With the increasing popularity of smartphones, it’s not hard to see how mobile commerce (m-commerce) is on the rise. Every day developers produce more new and interesting applications or ‘apps’ for the iPhone, Android and the recently launched Windows Mobile 7.
A recent report from Foresee, confirmed that m-commerce is gaining momentum in the online marketing sphere. A survey of over 10,000 users at top retail sites showed that 11% of sales were generated from m-commerce in 2010, compared to just 2% the previous year. Amazon reported that sales from its mobile version of the site or its Amazon iPhone app earned them over a billion dollars this year. Similarly eBay reported that sales through their mobile app were also up 134%.
Online Browsing & Buying
Shoppers currently use m-commerce to research product information or find a store's location while on the move. They check its opening hours, find out if stores have their desired item in-stock and check how much it costs. 30% of those surveyed used their phones in these ways, almost three times last year’s number.
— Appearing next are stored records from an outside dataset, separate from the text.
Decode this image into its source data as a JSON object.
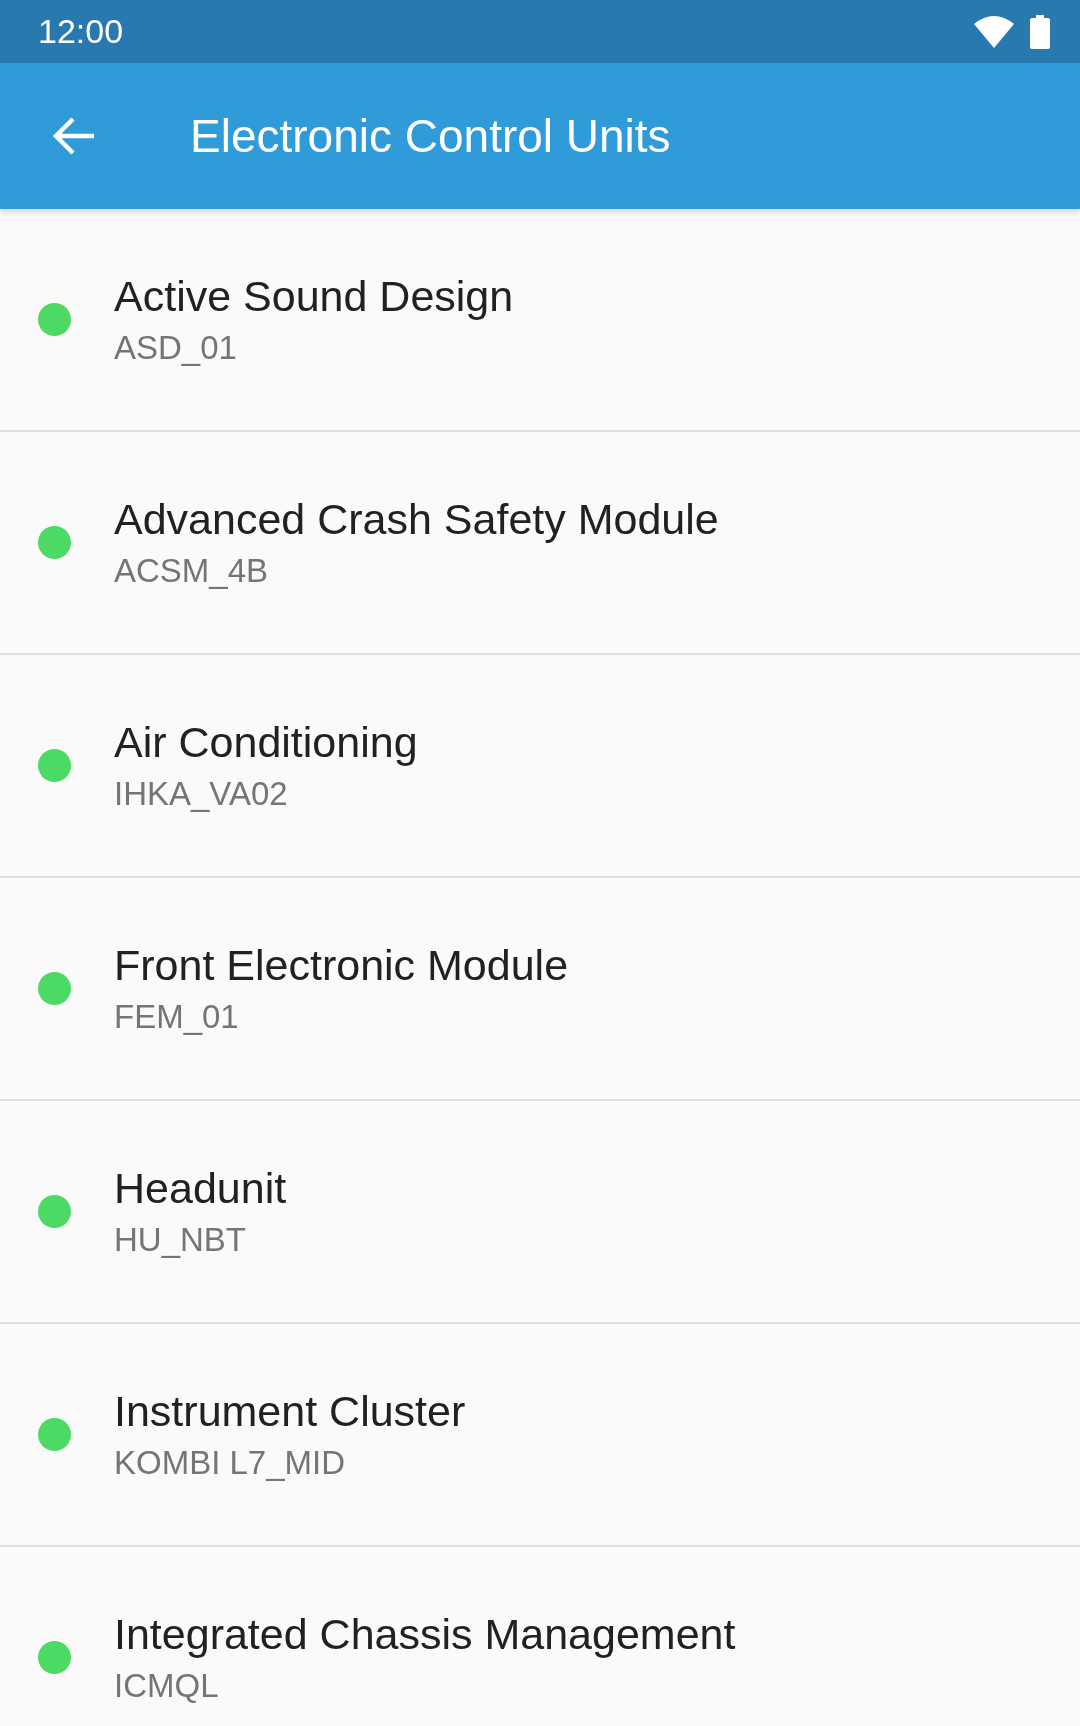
{
  "status_bar": {
    "time": "12:00"
  },
  "app_bar": {
    "title": "Electronic Control Units"
  },
  "units": [
    {
      "name": "Active Sound Design",
      "code": "ASD_01",
      "color": "#4cd964"
    },
    {
      "name": "Advanced Crash Safety Module",
      "code": "ACSM_4B",
      "color": "#4cd964"
    },
    {
      "name": "Air Conditioning",
      "code": "IHKA_VA02",
      "color": "#4cd964"
    },
    {
      "name": "Front Electronic Module",
      "code": "FEM_01",
      "color": "#4cd964"
    },
    {
      "name": "Headunit",
      "code": "HU_NBT",
      "color": "#4cd964"
    },
    {
      "name": "Instrument Cluster",
      "code": "KOMBI L7_MID",
      "color": "#4cd964"
    },
    {
      "name": "Integrated Chassis Management",
      "code": "ICMQL",
      "color": "#4cd964"
    }
  ]
}
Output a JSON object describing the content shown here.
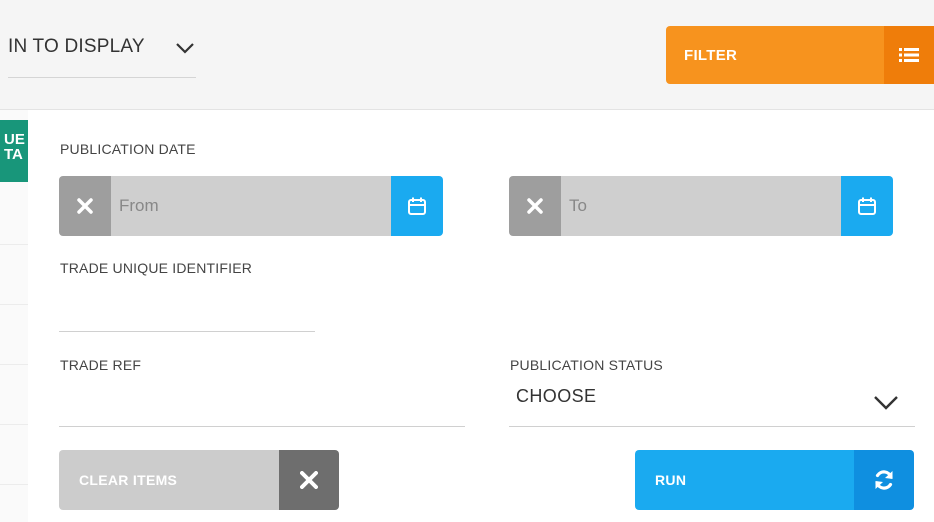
{
  "header": {
    "column_select_label": "IN TO DISPLAY",
    "filter_label": "FILTER"
  },
  "side_tag": {
    "line1": "UE",
    "line2": "TA"
  },
  "form": {
    "publication_date_label": "PUBLICATION DATE",
    "from_placeholder": "From",
    "to_placeholder": "To",
    "trade_uid_label": "TRADE UNIQUE IDENTIFIER",
    "trade_ref_label": "TRADE REF",
    "publication_status_label": "PUBLICATION STATUS",
    "publication_status_value": "CHOOSE"
  },
  "actions": {
    "clear_label": "CLEAR ITEMS",
    "run_label": "RUN"
  },
  "colors": {
    "filter": "#f7931e",
    "primary": "#1aaaf0",
    "teal": "#18967a",
    "grey_dark": "#6e6e6e"
  },
  "icons": {
    "column_select": "chevron-down-icon",
    "filter": "list-icon",
    "date_clear": "close-icon",
    "date_picker": "calendar-icon",
    "status_select": "chevron-down-icon",
    "clear": "close-icon",
    "run": "refresh-icon"
  }
}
Ecommerce retailers take note: those shoppers who identified themselves as being “very satisfied” with a store’s m-commerce site were 30% more likely to shop there, both in person and online, illustrating how m-commerce supports the traditional in-store browsing and buying method.
Doing the Maths
These numbers might not sound like much initially, however, if viewed in a historical context with the internet as a whole, there are some parallels. In the early days of internet shopping, shoppers were far more likely to use the internet for product research, whether they ended up buying it online or in person. While 73% of users researched online, only 46% made any purchases online. Despite the fact that m-commerce sales have tripled from 396 million in 2008 to 1.2 billion in 2009, this still only represents a small fraction of the ecommerce picture. Keeping users engaged and building brand loyalty will go a long way towards making m-commerce pay off for e-commerce outlets of all sizes.
One observation noted was the need for e-tailers to streamline their shopping processes to make the m-commerce shopping experience more pleasurable and user friendly.
So What Does This Mean for Product and E-commerce Websites?
The statistics highlight the ever increasing importance of having an online presence to showcase your products, even without an e-commerce facility this can lead to sizeable increases in sales as a result of online product research.
For those of you who host e-commerce sites, a greater proportion of your annual marketing budgets will need to be allocated to online marketing activity such as search engine optimisation to ensure that your products can be found online by your potential customers. Greater resources will also need to be channelled into creating a user friendly, secure m-commerce facility for your business.